> WORK TO BE COMPLETED: This task calls for copying every line of the records that includes the word "icon".

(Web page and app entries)
┄┄┄┄┄┄
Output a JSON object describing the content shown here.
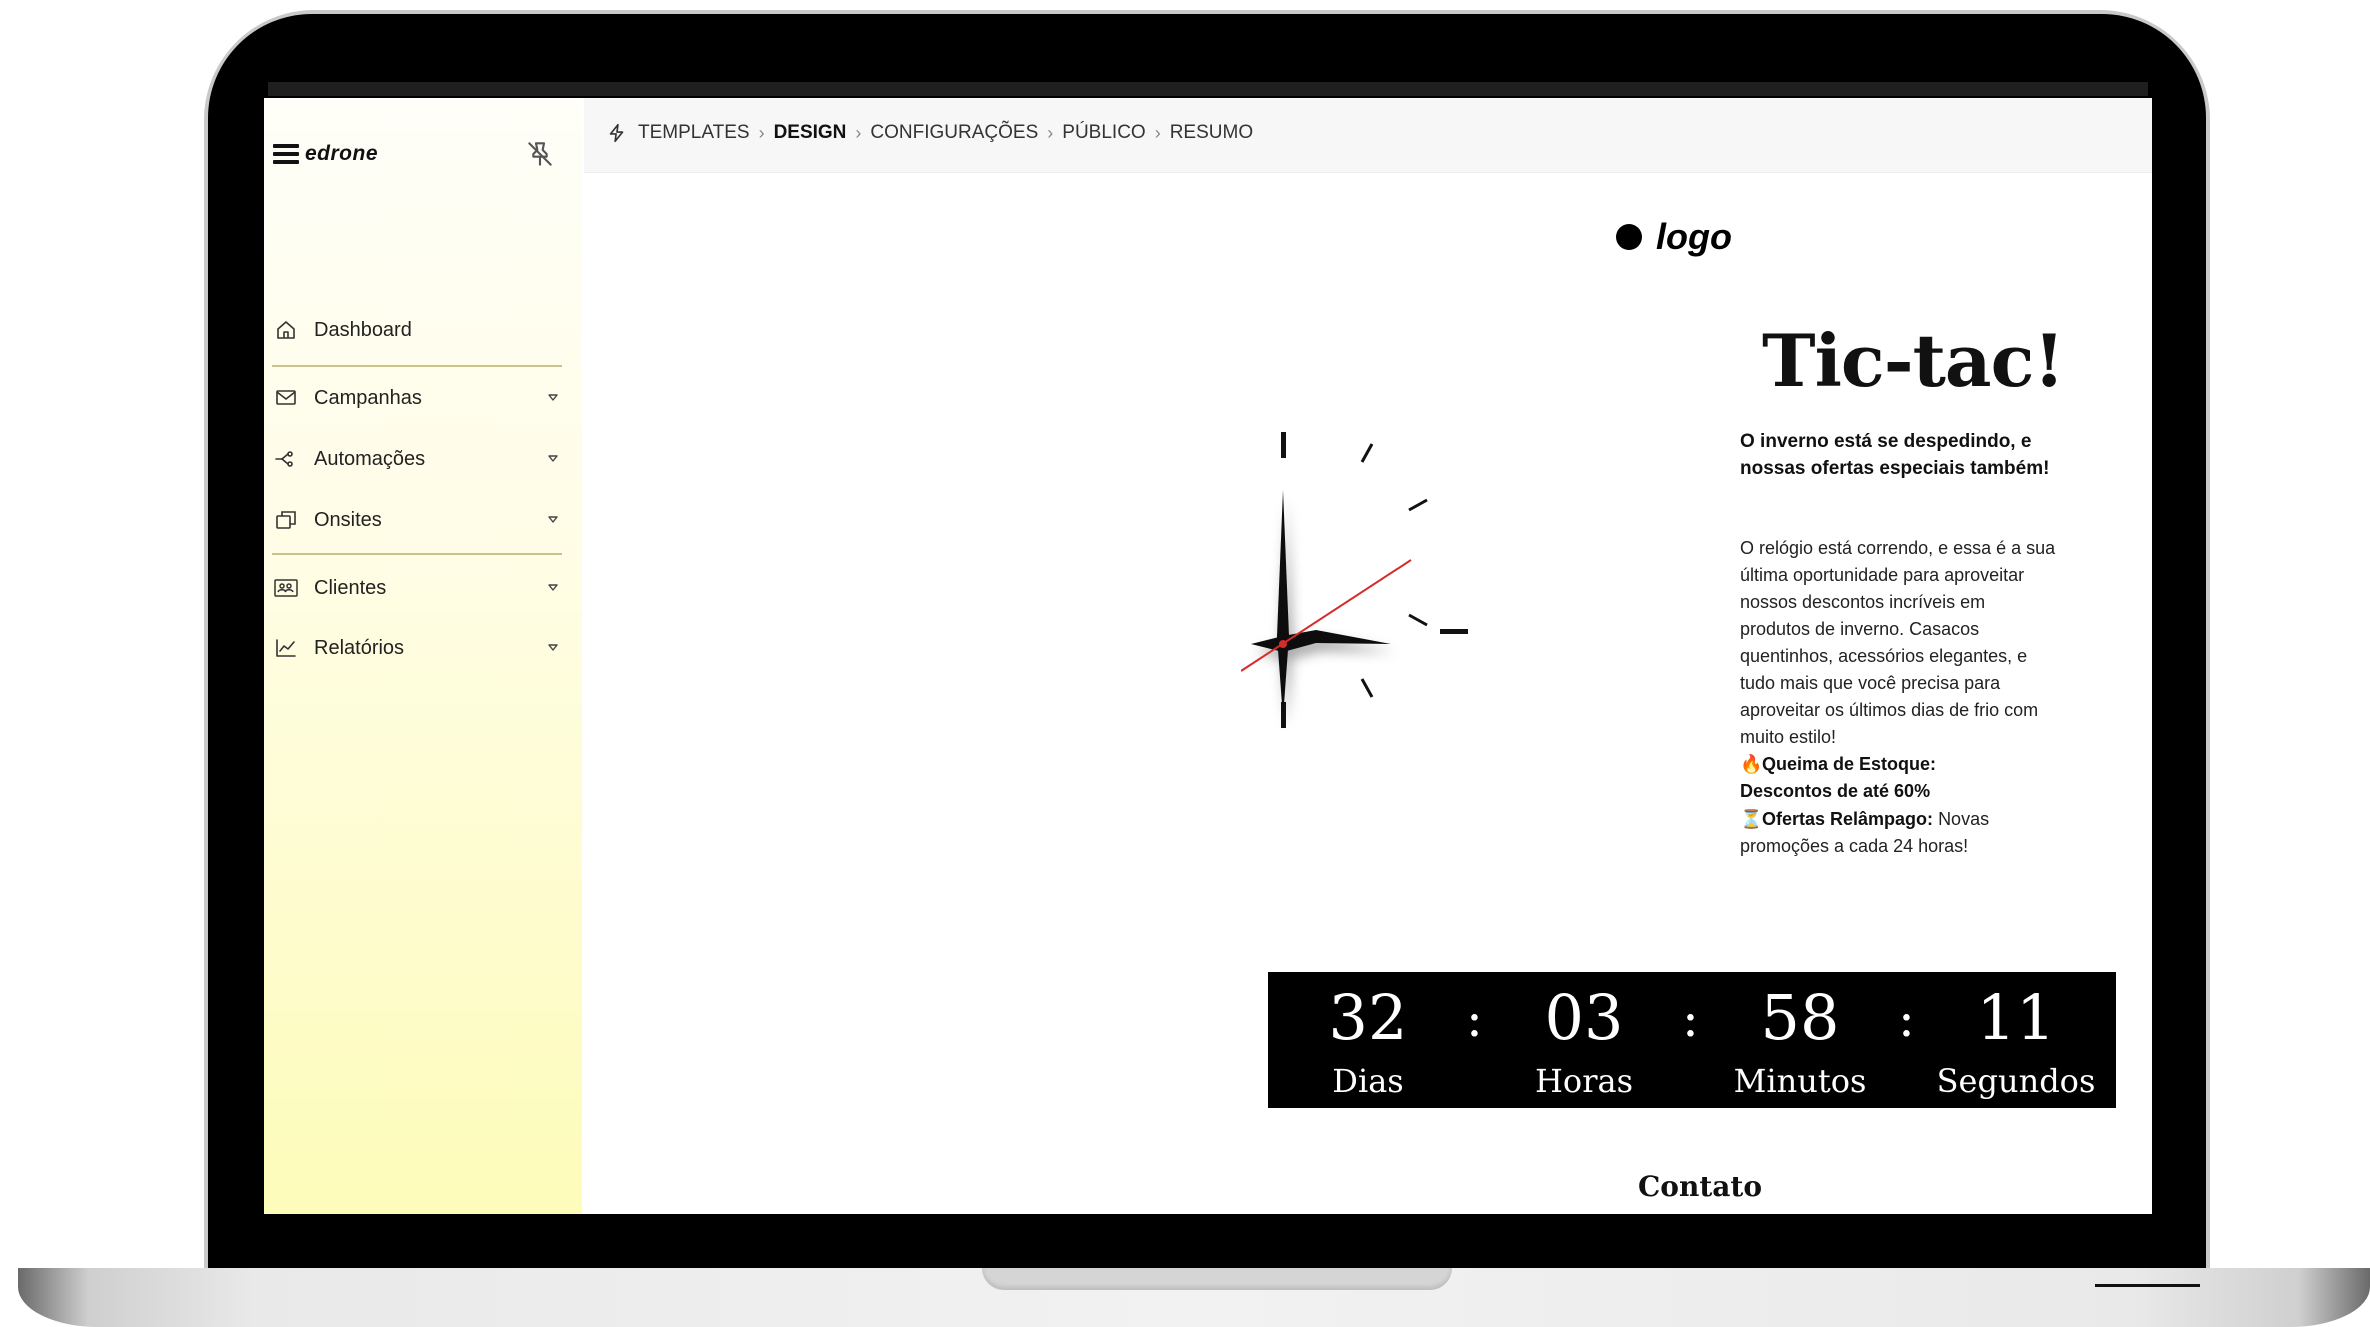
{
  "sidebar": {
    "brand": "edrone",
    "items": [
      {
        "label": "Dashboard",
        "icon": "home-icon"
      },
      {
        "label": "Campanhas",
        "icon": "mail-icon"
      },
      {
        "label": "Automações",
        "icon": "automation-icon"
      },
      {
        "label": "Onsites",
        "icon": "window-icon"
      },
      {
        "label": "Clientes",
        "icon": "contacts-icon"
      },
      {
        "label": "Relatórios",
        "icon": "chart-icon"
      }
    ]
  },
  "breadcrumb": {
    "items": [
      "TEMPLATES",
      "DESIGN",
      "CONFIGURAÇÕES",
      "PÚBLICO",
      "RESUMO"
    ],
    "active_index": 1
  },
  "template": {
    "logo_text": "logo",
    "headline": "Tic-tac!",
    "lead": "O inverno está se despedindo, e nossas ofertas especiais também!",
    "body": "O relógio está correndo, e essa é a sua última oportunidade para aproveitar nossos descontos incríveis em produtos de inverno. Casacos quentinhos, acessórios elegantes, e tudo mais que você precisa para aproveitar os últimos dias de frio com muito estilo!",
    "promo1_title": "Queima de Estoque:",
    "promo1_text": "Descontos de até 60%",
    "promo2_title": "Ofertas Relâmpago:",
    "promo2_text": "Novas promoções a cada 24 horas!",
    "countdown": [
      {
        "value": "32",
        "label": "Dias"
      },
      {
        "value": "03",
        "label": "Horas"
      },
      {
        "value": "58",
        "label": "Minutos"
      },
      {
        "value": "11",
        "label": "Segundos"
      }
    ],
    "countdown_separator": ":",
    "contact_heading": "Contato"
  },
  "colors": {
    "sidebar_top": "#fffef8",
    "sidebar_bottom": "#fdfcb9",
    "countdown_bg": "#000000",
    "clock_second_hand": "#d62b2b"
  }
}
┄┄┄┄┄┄
> ANSWER SECTION:
        "icon": "home-icon"
        "icon": "mail-icon"
        "icon": "automation-icon"
        "icon": "window-icon"
        "icon": "contacts-icon"
        "icon": "chart-icon"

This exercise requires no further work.